At ‘Realize the Dream’ March, Women Speak at Last
At a rally marking the 50th anniversary of the 1963 March on Washington for Jobs and Freedom at the Lincoln Memorial on Saturday, Myrlie Evers-Williams finally completed a mission assigned to her by tragedy a half-century ago. Then, little more than a month after her husband, Medgar Evers, president of the NAACP's Mississippi chapter, was slain in his driveway as his children watched, the young widow was the only woman scheduled to speak at the podium from which Dr. Martin Luther King, Jr. would deliver his best-remembered line: "I have a dream."
But Myrlie Evers, as she was known then, missed her turn at the microphone, stuck in traffic on her way from the airport. (Daisy Bates, who strategized the integration of Little Rock High School, was drafted to Evers' slot, and spoke all of 142 words.)
At Saturday's commemoration, Evers-Williams not only had her turn, but also had some female company. House Minority Leader Nancy Pelosi addressed the crowd, which numbered in the tens of thousands, as did Sybrina Fulton, who gave a tribute to her slain son, Trayvon Martin; National Organization for Women President Terry O'Neill; and Barbara Arnwine, president and executive director of Lawyers' Committee for Civil Rights Under Law. Rev. Bernice King, president of the King Center and daughter of the late civil rights leader, offered a closing prayer. Other women, too, were given turns at the mic at the event, titled "Realize the Dream," and keynoted by the Rev. Al Sharpton and Martin Luther King III.

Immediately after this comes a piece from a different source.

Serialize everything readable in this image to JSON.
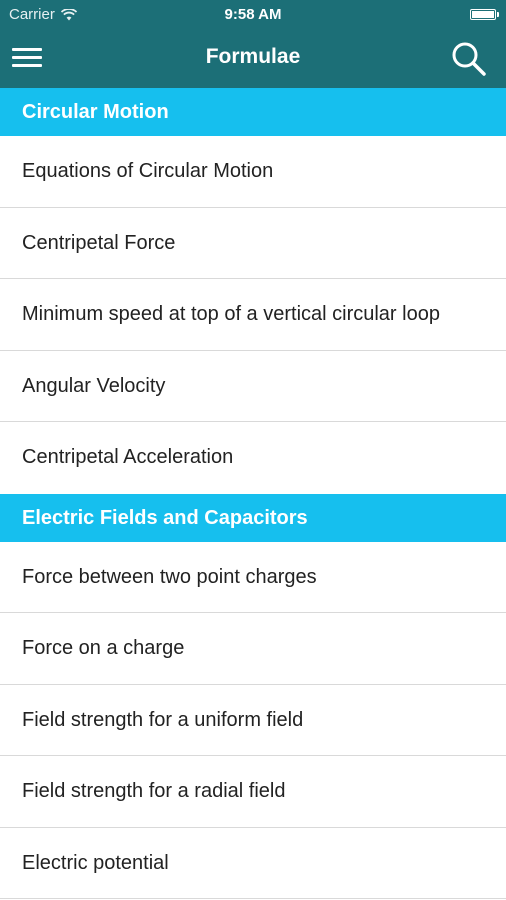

"Stand your ground," Evers-Williams said, invoking the name of the notorious laws on the books in 16 states that allow the use of a lethal weapon against anyone the weapon-holder feels threatened by. "We can think of standing your ground in the negative," she continued, "but I ask you today to flip that coin and give 'stand your ground' a positive ring for all who stand for justice and equality, and stand firm on the ground that we have already made, and be sure that nothing is going to be taken away from us."
Among the gains won through protests and pressure of civil rights activists was the 1965 Voting Rights Act, the heart of which was struck down in June by the Supreme Court.
Marching Toward Inclusion
When, after the rally, the time came to march from the Lincoln Memorial to the Washington Monument, men and women marched together, unlike the original march 50 years ago, in which men and women marched along separate routes.
Jo Ann Watson, a Detroit city council member, came to the 1963 march with her grandparents when she was 12 years old, she told RH Reality Check. It was important for her to return not only as an African American, she said, but also as a woman. Watson, who served as the director of the Detroit YWCA and went on to serve in the organization's national headquarters as assistant executive director and head of the Y's Office of Racial Justice, claims as her mentor the late Dorothy I. Height, the longtime leader of the National Council of Negro Women, who also held two of the YWCA posts Watson went on to fill.
"[S]he often talked to me with tears gleaming in her eyes," Watson said. "She said no women were allowed to speak [at the 1963 march]."
Watson said Height had helped to plan that original march, but was deprived of a turn at the podium. Aside from the singer Mahalia Jackson, who performed that day, Height was the only woman seated on the platform next to the podium.
I found Watson seated on a bench in the shade along a footpath, taking a breather. Dressed elegantly in a black skirt and top and a fashionable chunky necklace, she held a red sign emblazoned with the slogan "End Racism. Heal America. Tax Wall Street."
Her clothing honored the memory of the Sunday-best she and all her fellow marchers wore in 1963. The sign was a reminder that the 1963 march was as much about jobs as it was about rights.